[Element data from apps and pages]
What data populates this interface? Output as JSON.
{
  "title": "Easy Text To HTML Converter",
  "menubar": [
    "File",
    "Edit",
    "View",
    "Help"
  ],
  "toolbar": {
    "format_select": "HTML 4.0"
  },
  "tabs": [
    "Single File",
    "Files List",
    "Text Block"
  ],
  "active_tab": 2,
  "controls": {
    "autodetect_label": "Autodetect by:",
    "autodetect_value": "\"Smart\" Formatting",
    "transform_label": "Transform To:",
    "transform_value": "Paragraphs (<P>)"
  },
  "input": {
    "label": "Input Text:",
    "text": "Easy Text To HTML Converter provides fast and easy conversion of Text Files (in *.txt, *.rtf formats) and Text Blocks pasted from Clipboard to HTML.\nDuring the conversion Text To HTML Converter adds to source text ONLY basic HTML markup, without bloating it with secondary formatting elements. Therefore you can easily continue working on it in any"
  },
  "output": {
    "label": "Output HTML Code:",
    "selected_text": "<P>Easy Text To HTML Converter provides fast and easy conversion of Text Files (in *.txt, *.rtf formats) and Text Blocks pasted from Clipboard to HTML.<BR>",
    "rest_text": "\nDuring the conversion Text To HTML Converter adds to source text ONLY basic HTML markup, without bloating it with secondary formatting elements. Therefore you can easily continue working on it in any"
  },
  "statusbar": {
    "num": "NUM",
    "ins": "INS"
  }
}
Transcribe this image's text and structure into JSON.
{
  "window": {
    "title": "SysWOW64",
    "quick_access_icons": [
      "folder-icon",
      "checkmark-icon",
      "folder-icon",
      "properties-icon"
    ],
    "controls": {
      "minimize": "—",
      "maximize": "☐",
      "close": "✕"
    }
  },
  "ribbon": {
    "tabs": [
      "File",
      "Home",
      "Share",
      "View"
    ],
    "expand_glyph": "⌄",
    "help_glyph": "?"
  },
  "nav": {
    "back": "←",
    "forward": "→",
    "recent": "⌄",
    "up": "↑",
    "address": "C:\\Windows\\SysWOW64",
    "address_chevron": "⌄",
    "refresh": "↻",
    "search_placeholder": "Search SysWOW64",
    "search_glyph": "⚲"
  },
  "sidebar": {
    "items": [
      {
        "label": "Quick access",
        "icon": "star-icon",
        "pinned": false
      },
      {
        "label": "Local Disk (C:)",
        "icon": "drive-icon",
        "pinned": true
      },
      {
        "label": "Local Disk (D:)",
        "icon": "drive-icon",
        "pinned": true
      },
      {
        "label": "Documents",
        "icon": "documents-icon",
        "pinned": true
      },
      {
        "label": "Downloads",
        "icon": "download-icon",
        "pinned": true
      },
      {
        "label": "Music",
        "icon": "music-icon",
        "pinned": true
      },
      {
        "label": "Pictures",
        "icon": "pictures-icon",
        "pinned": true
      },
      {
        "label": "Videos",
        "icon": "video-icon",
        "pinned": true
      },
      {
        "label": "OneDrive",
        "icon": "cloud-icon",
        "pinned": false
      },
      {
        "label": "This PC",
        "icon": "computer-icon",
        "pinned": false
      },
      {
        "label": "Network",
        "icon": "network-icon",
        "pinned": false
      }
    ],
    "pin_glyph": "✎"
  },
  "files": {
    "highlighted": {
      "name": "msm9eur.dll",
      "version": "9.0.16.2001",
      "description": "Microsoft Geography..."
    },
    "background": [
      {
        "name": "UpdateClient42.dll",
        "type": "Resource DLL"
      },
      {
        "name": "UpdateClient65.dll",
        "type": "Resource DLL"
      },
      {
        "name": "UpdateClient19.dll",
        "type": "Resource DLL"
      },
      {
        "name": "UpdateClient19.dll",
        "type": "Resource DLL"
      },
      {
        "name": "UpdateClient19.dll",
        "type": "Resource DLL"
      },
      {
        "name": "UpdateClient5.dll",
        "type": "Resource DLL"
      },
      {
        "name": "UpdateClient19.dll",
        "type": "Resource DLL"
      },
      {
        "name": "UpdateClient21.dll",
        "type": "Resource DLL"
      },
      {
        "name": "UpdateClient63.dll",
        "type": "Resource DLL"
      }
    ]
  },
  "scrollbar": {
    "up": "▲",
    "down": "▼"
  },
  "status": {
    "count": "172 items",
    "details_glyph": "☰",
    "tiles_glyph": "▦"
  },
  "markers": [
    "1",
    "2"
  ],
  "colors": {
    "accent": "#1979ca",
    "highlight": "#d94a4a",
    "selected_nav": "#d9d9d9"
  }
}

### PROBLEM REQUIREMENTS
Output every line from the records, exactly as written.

### RESULT OF THIS EXERCISE
What data populates this interface? Output as JSON.
{
  "title": "Easy Text To HTML Converter",
  "menubar": [
    "File",
    "Edit",
    "View",
    "Help"
  ],
  "toolbar": {
    "format_select": "HTML 4.0"
  },
  "tabs": [
    "Single File",
    "Files List",
    "Text Block"
  ],
  "active_tab": 2,
  "controls": {
    "autodetect_label": "Autodetect by:",
    "autodetect_value": "\"Smart\" Formatting",
    "transform_label": "Transform To:",
    "transform_value": "Paragraphs (<P>)"
  },
  "input": {
    "label": "Input Text:",
    "text": "Easy Text To HTML Converter provides fast and easy conversion of Text Files (in *.txt, *.rtf formats) and Text Blocks pasted from Clipboard to HTML.\nDuring the conversion Text To HTML Converter adds to source text ONLY basic HTML markup, without bloating it with secondary formatting elements. Therefore you can easily continue working on it in any"
  },
  "output": {
    "label": "Output HTML Code:",
    "selected_text": "<P>Easy Text To HTML Converter provides fast and easy conversion of Text Files (in *.txt, *.rtf formats) and Text Blocks pasted from Clipboard to HTML.<BR>",
    "rest_text": "\nDuring the conversion Text To HTML Converter adds to source text ONLY basic HTML markup, without bloating it with secondary formatting elements. Therefore you can easily continue working on it in any"
  },
  "statusbar": {
    "num": "NUM",
    "ins": "INS"
  }
}
Transcribe this image's text and structure into JSON.
{
  "window": {
    "title": "SysWOW64",
    "quick_access_icons": [
      "folder-icon",
      "checkmark-icon",
      "folder-icon",
      "properties-icon"
    ],
    "controls": {
      "minimize": "—",
      "maximize": "☐",
      "close": "✕"
    }
  },
  "ribbon": {
    "tabs": [
      "File",
      "Home",
      "Share",
      "View"
    ],
    "expand_glyph": "⌄",
    "help_glyph": "?"
  },
  "nav": {
    "back": "←",
    "forward": "→",
    "recent": "⌄",
    "up": "↑",
    "address": "C:\\Windows\\SysWOW64",
    "address_chevron": "⌄",
    "refresh": "↻",
    "search_placeholder": "Search SysWOW64",
    "search_glyph": "⚲"
  },
  "sidebar": {
    "items": [
      {
        "label": "Quick access",
        "icon": "star-icon",
        "pinned": false
      },
      {
        "label": "Local Disk (C:)",
        "icon": "drive-icon",
        "pinned": true
      },
      {
        "label": "Local Disk (D:)",
        "icon": "drive-icon",
        "pinned": true
      },
      {
        "label": "Documents",
        "icon": "documents-icon",
        "pinned": true
      },
      {
        "label": "Downloads",
        "icon": "download-icon",
        "pinned": true
      },
      {
        "label": "Music",
        "icon": "music-icon",
        "pinned": true
      },
      {
        "label": "Pictures",
        "icon": "pictures-icon",
        "pinned": true
      },
      {
        "label": "Videos",
        "icon": "video-icon",
        "pinned": true
      },
      {
        "label": "OneDrive",
        "icon": "cloud-icon",
        "pinned": false
      },
      {
        "label": "This PC",
        "icon": "computer-icon",
        "pinned": false
      },
      {
        "label": "Network",
        "icon": "network-icon",
        "pinned": false
      }
    ],
    "pin_glyph": "✎"
  },
  "files": {
    "highlighted": {
      "name": "msm9eur.dll",
      "version": "9.0.16.2001",
      "description": "Microsoft Geography..."
    },
    "background": [
      {
        "name": "UpdateClient42.dll",
        "type": "Resource DLL"
      },
      {
        "name": "UpdateClient65.dll",
        "type": "Resource DLL"
      },
      {
        "name": "UpdateClient19.dll",
        "type": "Resource DLL"
      },
      {
        "name": "UpdateClient19.dll",
        "type": "Resource DLL"
      },
      {
        "name": "UpdateClient19.dll",
        "type": "Resource DLL"
      },
      {
        "name": "UpdateClient5.dll",
        "type": "Resource DLL"
      },
      {
        "name": "UpdateClient19.dll",
        "type": "Resource DLL"
      },
      {
        "name": "UpdateClient21.dll",
        "type": "Resource DLL"
      },
      {
        "name": "UpdateClient63.dll",
        "type": "Resource DLL"
      }
    ]
  },
  "scrollbar": {
    "up": "▲",
    "down": "▼"
  },
  "status": {
    "count": "172 items",
    "details_glyph": "☰",
    "tiles_glyph": "▦"
  },
  "markers": [
    "1",
    "2"
  ],
  "colors": {
    "accent": "#1979ca",
    "highlight": "#d94a4a",
    "selected_nav": "#d9d9d9"
  }
}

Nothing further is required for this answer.